Write out each line from the data below that includes the word "cmap".
═════ THE DATA ═════
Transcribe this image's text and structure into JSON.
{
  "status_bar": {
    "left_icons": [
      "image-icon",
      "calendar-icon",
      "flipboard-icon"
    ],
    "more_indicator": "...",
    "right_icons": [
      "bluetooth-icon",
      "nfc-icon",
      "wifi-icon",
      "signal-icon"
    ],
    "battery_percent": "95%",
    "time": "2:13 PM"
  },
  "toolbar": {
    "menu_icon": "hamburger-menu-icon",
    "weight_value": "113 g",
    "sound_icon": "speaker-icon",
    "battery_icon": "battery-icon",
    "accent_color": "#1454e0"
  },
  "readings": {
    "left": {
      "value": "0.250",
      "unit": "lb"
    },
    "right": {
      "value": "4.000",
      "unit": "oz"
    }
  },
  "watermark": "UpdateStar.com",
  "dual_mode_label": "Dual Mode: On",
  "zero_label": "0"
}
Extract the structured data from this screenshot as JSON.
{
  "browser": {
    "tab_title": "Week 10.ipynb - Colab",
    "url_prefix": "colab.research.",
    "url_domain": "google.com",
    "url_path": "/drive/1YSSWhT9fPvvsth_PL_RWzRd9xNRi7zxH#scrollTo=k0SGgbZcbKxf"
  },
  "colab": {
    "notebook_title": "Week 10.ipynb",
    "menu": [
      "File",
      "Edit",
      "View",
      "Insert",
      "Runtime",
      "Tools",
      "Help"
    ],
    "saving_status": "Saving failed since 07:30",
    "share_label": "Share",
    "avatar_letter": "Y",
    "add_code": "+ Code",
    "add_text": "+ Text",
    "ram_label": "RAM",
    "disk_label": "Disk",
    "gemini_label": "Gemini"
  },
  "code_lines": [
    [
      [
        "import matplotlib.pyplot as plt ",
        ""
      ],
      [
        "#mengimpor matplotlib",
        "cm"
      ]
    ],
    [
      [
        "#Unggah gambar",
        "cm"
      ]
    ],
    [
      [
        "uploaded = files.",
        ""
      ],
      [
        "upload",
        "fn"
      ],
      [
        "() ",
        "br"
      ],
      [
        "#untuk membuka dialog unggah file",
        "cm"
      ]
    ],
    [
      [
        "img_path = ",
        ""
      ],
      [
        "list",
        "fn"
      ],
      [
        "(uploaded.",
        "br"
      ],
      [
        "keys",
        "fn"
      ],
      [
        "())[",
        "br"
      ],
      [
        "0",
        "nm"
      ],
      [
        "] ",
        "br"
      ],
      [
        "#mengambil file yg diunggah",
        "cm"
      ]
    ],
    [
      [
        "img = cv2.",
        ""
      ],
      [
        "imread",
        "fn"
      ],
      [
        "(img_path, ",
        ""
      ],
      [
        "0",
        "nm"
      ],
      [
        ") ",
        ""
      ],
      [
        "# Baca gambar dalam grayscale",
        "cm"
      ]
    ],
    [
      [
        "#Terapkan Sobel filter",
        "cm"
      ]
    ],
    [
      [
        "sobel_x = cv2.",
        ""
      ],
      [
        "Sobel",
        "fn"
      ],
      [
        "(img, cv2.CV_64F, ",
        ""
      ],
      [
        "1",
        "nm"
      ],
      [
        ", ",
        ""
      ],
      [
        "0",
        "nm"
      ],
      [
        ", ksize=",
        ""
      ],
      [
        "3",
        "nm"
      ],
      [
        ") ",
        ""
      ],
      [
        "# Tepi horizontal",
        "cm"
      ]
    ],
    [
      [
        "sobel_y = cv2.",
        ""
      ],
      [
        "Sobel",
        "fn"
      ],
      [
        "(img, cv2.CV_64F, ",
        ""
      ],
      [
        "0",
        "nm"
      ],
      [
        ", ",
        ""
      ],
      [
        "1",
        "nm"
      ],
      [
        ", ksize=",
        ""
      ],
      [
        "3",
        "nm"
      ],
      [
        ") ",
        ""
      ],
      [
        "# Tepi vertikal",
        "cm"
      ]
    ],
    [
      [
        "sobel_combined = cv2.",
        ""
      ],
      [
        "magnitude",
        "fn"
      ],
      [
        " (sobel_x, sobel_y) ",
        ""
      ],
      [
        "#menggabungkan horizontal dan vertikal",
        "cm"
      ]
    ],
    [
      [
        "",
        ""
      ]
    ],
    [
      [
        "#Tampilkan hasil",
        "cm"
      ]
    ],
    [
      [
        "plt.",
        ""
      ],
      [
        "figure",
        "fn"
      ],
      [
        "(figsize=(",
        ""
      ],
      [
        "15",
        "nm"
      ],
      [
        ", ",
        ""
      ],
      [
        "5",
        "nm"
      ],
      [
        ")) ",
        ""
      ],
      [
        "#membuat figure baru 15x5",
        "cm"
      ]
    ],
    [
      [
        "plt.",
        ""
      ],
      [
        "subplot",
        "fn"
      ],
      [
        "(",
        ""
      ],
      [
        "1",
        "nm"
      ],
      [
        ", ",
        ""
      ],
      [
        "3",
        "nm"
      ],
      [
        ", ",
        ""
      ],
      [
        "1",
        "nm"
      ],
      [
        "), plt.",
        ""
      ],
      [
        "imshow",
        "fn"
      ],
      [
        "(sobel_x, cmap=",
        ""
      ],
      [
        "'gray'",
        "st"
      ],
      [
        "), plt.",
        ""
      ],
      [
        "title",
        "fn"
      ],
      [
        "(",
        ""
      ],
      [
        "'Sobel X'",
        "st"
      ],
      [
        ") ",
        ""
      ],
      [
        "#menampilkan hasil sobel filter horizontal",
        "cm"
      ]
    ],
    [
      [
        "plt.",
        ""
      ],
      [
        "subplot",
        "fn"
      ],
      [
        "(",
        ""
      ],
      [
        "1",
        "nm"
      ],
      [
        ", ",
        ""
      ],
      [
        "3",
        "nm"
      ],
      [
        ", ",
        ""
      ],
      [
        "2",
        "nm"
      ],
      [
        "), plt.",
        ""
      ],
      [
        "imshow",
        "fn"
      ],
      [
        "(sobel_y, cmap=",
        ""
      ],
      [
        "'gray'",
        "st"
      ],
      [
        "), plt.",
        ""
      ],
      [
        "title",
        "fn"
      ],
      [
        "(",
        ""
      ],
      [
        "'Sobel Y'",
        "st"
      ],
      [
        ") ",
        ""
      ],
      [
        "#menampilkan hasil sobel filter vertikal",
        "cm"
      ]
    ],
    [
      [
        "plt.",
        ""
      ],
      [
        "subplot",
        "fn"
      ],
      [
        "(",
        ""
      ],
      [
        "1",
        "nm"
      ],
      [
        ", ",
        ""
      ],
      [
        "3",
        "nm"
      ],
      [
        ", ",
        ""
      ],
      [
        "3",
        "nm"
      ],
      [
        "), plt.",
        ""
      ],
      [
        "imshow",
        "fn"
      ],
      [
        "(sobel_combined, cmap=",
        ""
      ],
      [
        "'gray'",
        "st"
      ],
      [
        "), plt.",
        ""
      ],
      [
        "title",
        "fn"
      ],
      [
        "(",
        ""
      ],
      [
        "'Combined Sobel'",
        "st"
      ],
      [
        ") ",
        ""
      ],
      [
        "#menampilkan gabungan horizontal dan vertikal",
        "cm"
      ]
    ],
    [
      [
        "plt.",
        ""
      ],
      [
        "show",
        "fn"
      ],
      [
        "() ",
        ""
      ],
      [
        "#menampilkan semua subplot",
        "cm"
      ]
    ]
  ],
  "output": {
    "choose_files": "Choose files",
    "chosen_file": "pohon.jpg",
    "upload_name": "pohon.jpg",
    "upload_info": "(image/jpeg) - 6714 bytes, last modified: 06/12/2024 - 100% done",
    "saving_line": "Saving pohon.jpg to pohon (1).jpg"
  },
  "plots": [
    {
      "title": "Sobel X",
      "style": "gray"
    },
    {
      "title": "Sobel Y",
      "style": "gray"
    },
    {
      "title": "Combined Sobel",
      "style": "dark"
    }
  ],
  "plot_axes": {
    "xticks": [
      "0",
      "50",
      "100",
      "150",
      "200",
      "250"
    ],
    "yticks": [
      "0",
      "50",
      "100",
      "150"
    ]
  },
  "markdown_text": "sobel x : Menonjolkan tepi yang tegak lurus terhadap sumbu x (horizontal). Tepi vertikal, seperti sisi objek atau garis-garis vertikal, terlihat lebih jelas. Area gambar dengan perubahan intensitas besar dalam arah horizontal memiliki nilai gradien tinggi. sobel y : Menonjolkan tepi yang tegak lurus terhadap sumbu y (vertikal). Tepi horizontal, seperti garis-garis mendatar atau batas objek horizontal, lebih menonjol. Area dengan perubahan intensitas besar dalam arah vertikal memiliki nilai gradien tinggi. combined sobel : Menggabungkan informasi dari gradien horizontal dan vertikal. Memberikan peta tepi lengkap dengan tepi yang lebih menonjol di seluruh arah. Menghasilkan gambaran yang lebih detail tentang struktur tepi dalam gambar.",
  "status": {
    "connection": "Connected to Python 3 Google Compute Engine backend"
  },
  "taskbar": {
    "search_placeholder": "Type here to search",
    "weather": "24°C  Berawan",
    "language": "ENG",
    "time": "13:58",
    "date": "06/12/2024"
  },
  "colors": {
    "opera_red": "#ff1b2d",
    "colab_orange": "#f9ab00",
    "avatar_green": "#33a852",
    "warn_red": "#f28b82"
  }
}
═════
SOLVED EXERCISE:
        "(sobel_x, cmap=",
        "(sobel_y, cmap=",
        "(sobel_combined, cmap=",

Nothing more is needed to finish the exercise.